Along comes Miss Krispy Kreme, a young spring chicken, per se, and she moves like lightening – but silent. And unlike Quincy, who’s always had a nice clickety-clickety-clickety-click going on with his nails across the hardwood floor, Krispy seems to be in stealth mode. Her nails rarely make much noise. They’re not particularly short, but I never notice them when she walks or runs. The advantage of hearing those nails is that you don’t always have to look down to know where Quincy is in the room. Krispy, on the other hand, vanishes and appears (under your feet) like a magician! Presto! Ta-da! (Round of applause.)
Countless times I have looked around for her or called to her, only to be surprised moments later when I realize she’s been standing next to me the whole time. I’ll be sure she’s sitting across the room, or in the next room, and look back to see her or to call and there will be no one there. I will walk back to investigate only to find nothing. Then I’ll turn around and wham! There she is. Nearly underfoot. I didn’t hear or see a thing. How did she get there? Then I feel guilty for not having looked down in the first place. I must retrain myself. We don’t train them. They train us.

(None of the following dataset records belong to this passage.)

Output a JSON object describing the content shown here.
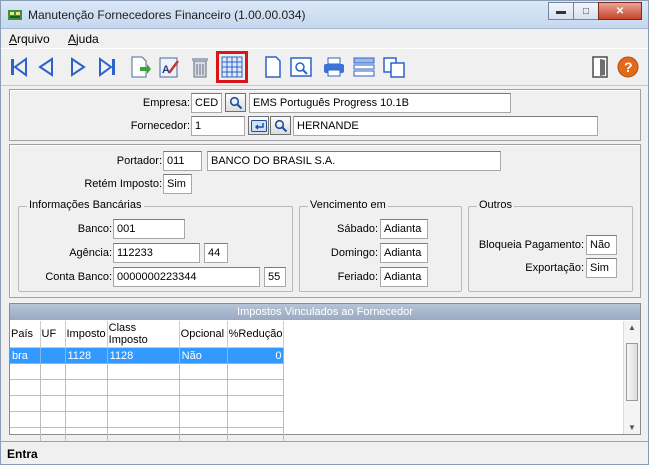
{
  "window": {
    "title": "Manutenção Fornecedores Financeiro (1.00.00.034)"
  },
  "menu": [
    {
      "label": "Arquivo"
    },
    {
      "label": "Ajuda"
    }
  ],
  "toolbar": [
    "first-icon",
    "prev-icon",
    "next-icon",
    "last-icon",
    "new-icon",
    "edit-icon",
    "delete-icon",
    "calendar-grid-icon",
    "blank-page-icon",
    "zoom-icon",
    "print-icon",
    "list-settings-icon",
    "copy-icon",
    "exit-icon",
    "help-icon"
  ],
  "header": {
    "empresa_label": "Empresa:",
    "empresa_value": "CED",
    "empresa_desc": "EMS Português Progress 10.1B",
    "fornecedor_label": "Fornecedor:",
    "fornecedor_value": "1",
    "fornecedor_desc": "HERNANDE"
  },
  "details": {
    "portador_label": "Portador:",
    "portador_code": "011",
    "portador_desc": "BANCO DO BRASIL S.A.",
    "retem_label": "Retém Imposto:",
    "retem_value": "Sim"
  },
  "banco": {
    "title": "Informações Bancárias",
    "banco_label": "Banco:",
    "banco_value": "001",
    "agencia_label": "Agência:",
    "agencia_value": "112233",
    "agencia_dv": "44",
    "conta_label": "Conta Banco:",
    "conta_value": "0000000223344",
    "conta_dv": "55"
  },
  "vencimento": {
    "title": "Vencimento em",
    "sabado_label": "Sábado:",
    "sabado_value": "Adianta",
    "domingo_label": "Domingo:",
    "domingo_value": "Adianta",
    "feriado_label": "Feriado:",
    "feriado_value": "Adianta"
  },
  "outros": {
    "title": "Outros",
    "bloqueia_label": "Bloqueia Pagamento:",
    "bloqueia_value": "Não",
    "exportacao_label": "Exportação:",
    "exportacao_value": "Sim"
  },
  "grid": {
    "title": "Impostos Vinculados ao Fornecedor",
    "columns": [
      "País",
      "UF",
      "Imposto",
      "Class Imposto",
      "Opcional",
      "%Redução"
    ],
    "rows": [
      [
        "bra",
        "",
        "1128",
        "1128",
        "Não",
        "0"
      ]
    ]
  },
  "status": {
    "text": "Entra"
  },
  "colors": {
    "highlight": "#d9141a",
    "selection": "#3399ff",
    "grid_header": "#98aac2"
  }
}
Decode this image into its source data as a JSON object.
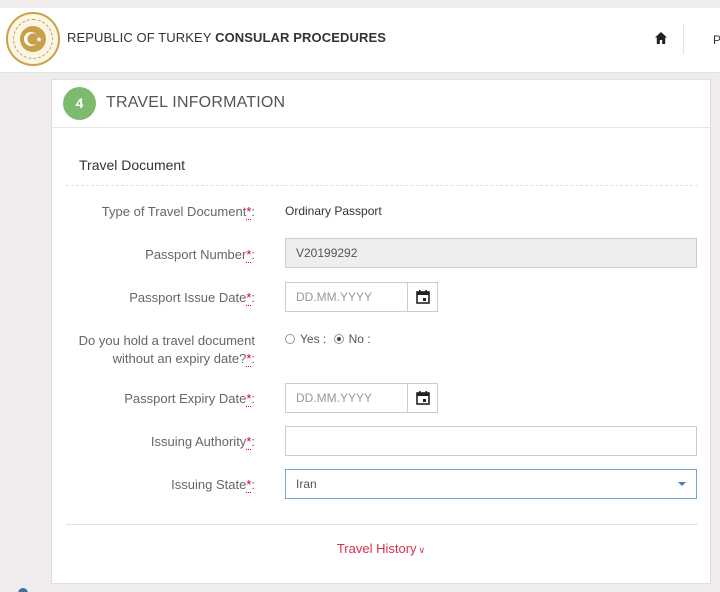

“Krispy?” I search. I check her crate. Empty. I check her favorite pillow under my bed. Unoccupied. I walk out to the living room. Silence. I look everywhere: kitchen, bathroom, guest room, office. Nada. I return to the bedroom. I hear a faint rustling. I look under the bed and see nothing. Another rustle. I bend down again and catch a movement in the corner of my eye in the darkness. My eyes dilate and adjust to the darkness under the bed. I begin to make out the outline of a distinctively dachshund head and ears…in the laundry basket.
Now, there’s only a few inches of clearance between the rim of the basket and the underside of the bed frame – barely enough room for me to reach my hand under the bed and throw a garment into the bin. That’s all. Tiny space. But there she is. Wallowing in the stinky clothes. Happy as a clam. (Do we know if clams can be happy?)
It’s forever a wonder at what makes a dog happy. It’s secluded. It’s her personal space. It’s safe. The dirty linen is soft and supple – an excellent bed for any four-legged pet. But, after all, they do have amazing noses. So many smells to consider…. Maybe it’s Chanel No. 5 to Krispy?
Krispy Kreme in the laundry basket under the bed